And as this community is All for One and OneFour KidLit, we’d like to know what two or three books inspired you as a kid.

The book that always comes to mind for me is Are You There God It’s Me Margaret by Judy Blume.  It was the first book that spoke to me, and made Judy Blume an auto-buy author for me.  I liked it because it spoke directly to my experience and was so relatable.  I also loved The Outsiders by S.E. Hinton and could hardly believe that was required reading!

Thanks Robin, and congratulations!! Visit Robin on her website or Twitter for more! The Promise of Amazing is available at Barnes and Noble, Amazon, and Indiebound.

About the author:


Robin Constantine is a born and bred Jersey girl who moved down South so she could wear flip-flops year round. She spends her days dreaming up stories where love conquers all, well, eventually but not without a lot of peril, angst and the occasional kissing scene. Her YA debut, THE PROMISE OF AMAZING, is available from Balzer + Bray, an imprint of HarperCollins Publishers.

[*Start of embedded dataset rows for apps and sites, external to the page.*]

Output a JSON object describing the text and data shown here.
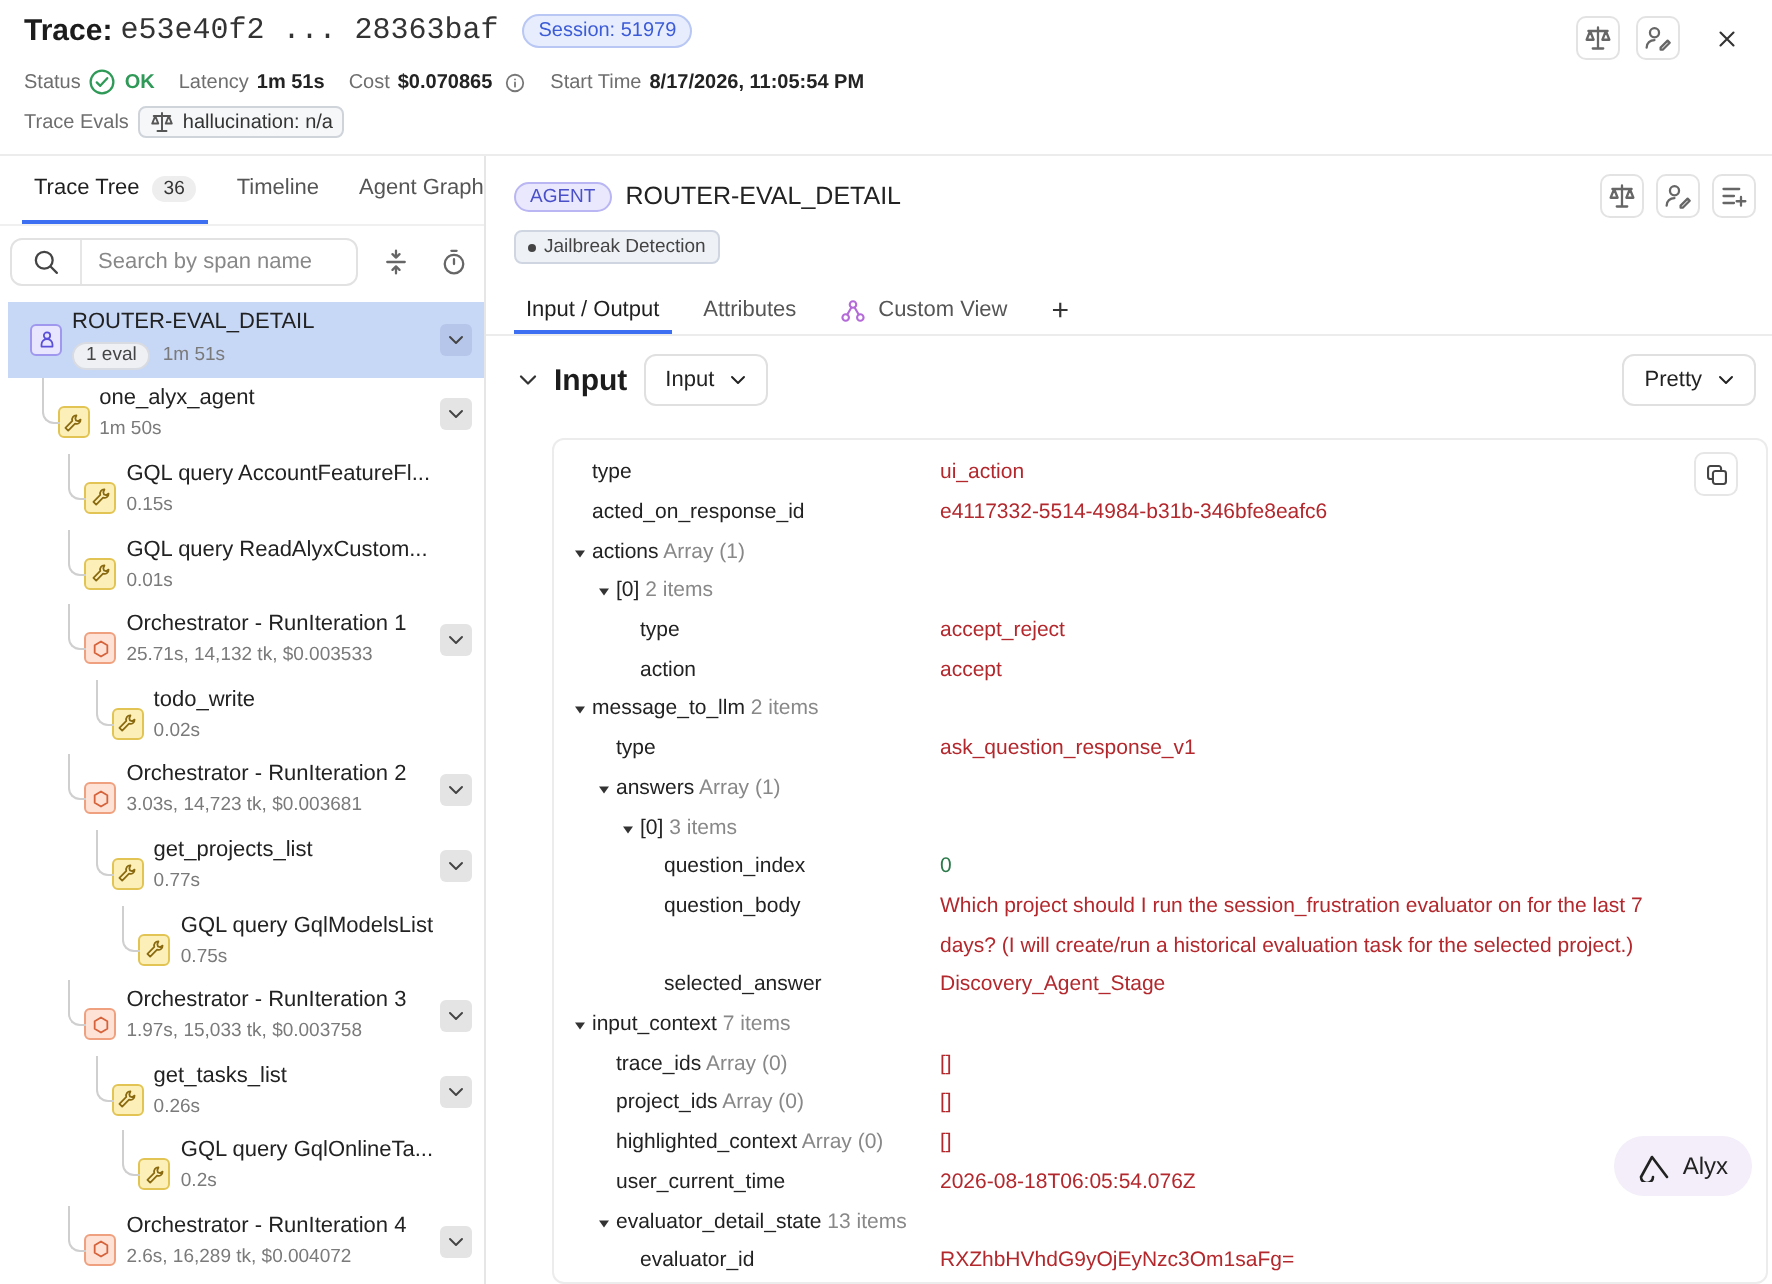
{
  "header": {
    "title_label": "Trace:",
    "trace_id": "e53e40f2 ... 28363baf",
    "session_badge": "Session: 51979",
    "stats": [
      {
        "label": "Status",
        "value": "OK",
        "kind": "status"
      },
      {
        "label": "Latency",
        "value": "1m 51s",
        "kind": "plain"
      },
      {
        "label": "Cost",
        "value": "$0.070865",
        "kind": "info"
      },
      {
        "label": "Start Time",
        "value": "8/17/2026, 11:05:54 PM",
        "kind": "plain"
      }
    ],
    "evals_label": "Trace Evals",
    "eval_badge": "hallucination: n/a"
  },
  "left_panel": {
    "tabs": [
      {
        "label": "Trace Tree",
        "count": "36",
        "selected": true
      },
      {
        "label": "Timeline",
        "selected": false
      },
      {
        "label": "Agent Graph",
        "selected": false
      }
    ],
    "search": {
      "placeholder": "Search by span name"
    },
    "tree": [
      {
        "kind": "agent",
        "name": "ROUTER-EVAL_DETAIL",
        "badge": "1 eval",
        "meta": "1m 51s",
        "selected": true,
        "expanded": true,
        "children": [
          {
            "kind": "tool",
            "name": "one_alyx_agent",
            "meta": "1m 50s",
            "selected": false,
            "expanded": true,
            "children": [
              {
                "kind": "tool",
                "name": "GQL query AccountFeatureFl...",
                "meta": "0.15s",
                "selected": false
              },
              {
                "kind": "tool",
                "name": "GQL query ReadAlyxCustom...",
                "meta": "0.01s",
                "selected": false
              },
              {
                "kind": "chain",
                "name": "Orchestrator - RunIteration 1",
                "meta": "25.71s, 14,132 tk, $0.003533",
                "selected": false,
                "expanded": true,
                "children": [
                  {
                    "kind": "tool",
                    "name": "todo_write",
                    "meta": "0.02s",
                    "selected": false
                  }
                ]
              },
              {
                "kind": "chain",
                "name": "Orchestrator - RunIteration 2",
                "meta": "3.03s, 14,723 tk, $0.003681",
                "selected": false,
                "expanded": true,
                "children": [
                  {
                    "kind": "tool",
                    "name": "get_projects_list",
                    "meta": "0.77s",
                    "selected": false,
                    "expanded": true,
                    "children": [
                      {
                        "kind": "tool",
                        "name": "GQL query GqlModelsList",
                        "meta": "0.75s",
                        "selected": false
                      }
                    ]
                  }
                ]
              },
              {
                "kind": "chain",
                "name": "Orchestrator - RunIteration 3",
                "meta": "1.97s, 15,033 tk, $0.003758",
                "selected": false,
                "expanded": true,
                "children": [
                  {
                    "kind": "tool",
                    "name": "get_tasks_list",
                    "meta": "0.26s",
                    "selected": false,
                    "expanded": true,
                    "children": [
                      {
                        "kind": "tool",
                        "name": "GQL query GqlOnlineTa...",
                        "meta": "0.2s",
                        "selected": false
                      }
                    ]
                  }
                ]
              },
              {
                "kind": "chain",
                "name": "Orchestrator - RunIteration 4",
                "meta": "2.6s, 16,289 tk, $0.004072",
                "selected": false,
                "expanded": true
              }
            ]
          }
        ]
      }
    ]
  },
  "span": {
    "kind_badge": "AGENT",
    "title": "ROUTER-EVAL_DETAIL",
    "tag": "Jailbreak Detection",
    "tabs": [
      {
        "label": "Input / Output",
        "kind": "text",
        "selected": true
      },
      {
        "label": "Attributes",
        "kind": "text",
        "selected": false
      },
      {
        "label": "Custom View",
        "kind": "custom",
        "selected": false
      },
      {
        "label": "+",
        "kind": "add",
        "selected": false
      }
    ],
    "input": {
      "heading": "Input",
      "expanded": true,
      "source_select": "Input",
      "format_select": "Pretty",
      "fields": [
        {
          "key": "type",
          "kind": "string",
          "value": "ui_action"
        },
        {
          "key": "acted_on_response_id",
          "kind": "string",
          "value": "e4117332-5514-4984-b31b-346bfe8eafc6"
        },
        {
          "key": "actions",
          "kind": "object",
          "meta": "Array (1)",
          "expanded": true,
          "children": [
            {
              "key": "[0]",
              "kind": "object",
              "meta": "2 items",
              "expanded": true,
              "children": [
                {
                  "key": "type",
                  "kind": "string",
                  "value": "accept_reject"
                },
                {
                  "key": "action",
                  "kind": "string",
                  "value": "accept"
                }
              ]
            }
          ]
        },
        {
          "key": "message_to_llm",
          "kind": "object",
          "meta": "2 items",
          "expanded": true,
          "children": [
            {
              "key": "type",
              "kind": "string",
              "value": "ask_question_response_v1"
            },
            {
              "key": "answers",
              "kind": "object",
              "meta": "Array (1)",
              "expanded": true,
              "children": [
                {
                  "key": "[0]",
                  "kind": "object",
                  "meta": "3 items",
                  "expanded": true,
                  "children": [
                    {
                      "key": "question_index",
                      "kind": "number",
                      "value": "0"
                    },
                    {
                      "key": "question_body",
                      "kind": "string",
                      "value": "Which project should I run the session_frustration evaluator on for the last 7 days? (I will create/run a historical evaluation task for the selected project.)"
                    },
                    {
                      "key": "selected_answer",
                      "kind": "string",
                      "value": "Discovery_Agent_Stage"
                    }
                  ]
                }
              ]
            }
          ]
        },
        {
          "key": "input_context",
          "kind": "object",
          "meta": "7 items",
          "expanded": true,
          "children": [
            {
              "key": "trace_ids",
              "kind": "string",
              "meta": "Array (0)",
              "value": "[]"
            },
            {
              "key": "project_ids",
              "kind": "string",
              "meta": "Array (0)",
              "value": "[]"
            },
            {
              "key": "highlighted_context",
              "kind": "string",
              "meta": "Array (0)",
              "value": "[]"
            },
            {
              "key": "user_current_time",
              "kind": "string",
              "value": "2026-08-18T06:05:54.076Z"
            },
            {
              "key": "evaluator_detail_state",
              "kind": "object",
              "meta": "13 items",
              "expanded": true,
              "children": [
                {
                  "key": "evaluator_id",
                  "kind": "string",
                  "value": "RXZhbHVhdG9yOjEyNzc3Om1saFg="
                }
              ]
            }
          ]
        }
      ]
    },
    "assistant_button": "Alyx"
  }
}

Emery Lord lives in Cincinnati, Ohio, with one husband, two rescue dogs, and three packed-full bookshelves. She spends her time impulse shopping, laughing so loudly that other people in the restaurant shoot dirty looks at her and her friends, and reading everything. Her debut novel, OPEN ROAD SUMMER is out with Walker/Bloomsbury on April 15, 2014.